Exercise: I would like each line of the data that holds the word "icon" copied out.

Records from a dataset
Content starts

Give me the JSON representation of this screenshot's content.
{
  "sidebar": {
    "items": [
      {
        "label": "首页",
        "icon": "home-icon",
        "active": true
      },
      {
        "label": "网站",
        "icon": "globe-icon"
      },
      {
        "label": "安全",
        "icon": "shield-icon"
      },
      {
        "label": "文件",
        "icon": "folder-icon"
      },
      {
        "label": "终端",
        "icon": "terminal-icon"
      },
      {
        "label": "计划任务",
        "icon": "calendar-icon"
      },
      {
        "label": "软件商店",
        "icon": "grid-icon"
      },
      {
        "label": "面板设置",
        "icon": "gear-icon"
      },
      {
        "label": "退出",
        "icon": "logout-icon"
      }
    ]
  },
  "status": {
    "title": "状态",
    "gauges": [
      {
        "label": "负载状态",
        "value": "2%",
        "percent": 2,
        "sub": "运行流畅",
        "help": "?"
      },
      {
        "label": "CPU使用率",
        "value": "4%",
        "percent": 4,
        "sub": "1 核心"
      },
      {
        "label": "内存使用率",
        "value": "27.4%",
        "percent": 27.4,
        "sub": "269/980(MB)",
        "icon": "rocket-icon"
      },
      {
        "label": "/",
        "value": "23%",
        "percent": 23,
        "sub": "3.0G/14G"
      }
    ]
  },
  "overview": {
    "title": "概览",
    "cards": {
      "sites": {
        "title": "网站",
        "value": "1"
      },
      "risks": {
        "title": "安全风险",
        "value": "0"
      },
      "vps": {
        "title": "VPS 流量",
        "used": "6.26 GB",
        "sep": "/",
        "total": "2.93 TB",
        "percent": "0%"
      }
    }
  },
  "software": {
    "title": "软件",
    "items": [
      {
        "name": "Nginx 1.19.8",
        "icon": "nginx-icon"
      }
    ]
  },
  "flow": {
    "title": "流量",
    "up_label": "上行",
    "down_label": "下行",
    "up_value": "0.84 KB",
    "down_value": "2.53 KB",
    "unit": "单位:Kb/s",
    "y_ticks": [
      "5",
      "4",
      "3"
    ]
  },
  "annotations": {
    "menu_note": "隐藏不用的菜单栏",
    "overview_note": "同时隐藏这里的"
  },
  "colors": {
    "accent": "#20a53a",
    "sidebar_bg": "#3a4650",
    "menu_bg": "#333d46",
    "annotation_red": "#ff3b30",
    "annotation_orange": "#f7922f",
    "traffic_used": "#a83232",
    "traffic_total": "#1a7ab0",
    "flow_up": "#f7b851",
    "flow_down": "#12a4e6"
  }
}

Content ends

Written response:
        "icon": "home-icon",
        "icon": "globe-icon"
        "icon": "shield-icon"
        "icon": "folder-icon"
        "icon": "terminal-icon"
        "icon": "calendar-icon"
        "icon": "grid-icon"
        "icon": "gear-icon"
        "icon": "logout-icon"
        "icon": "rocket-icon"
        "icon": "nginx-icon"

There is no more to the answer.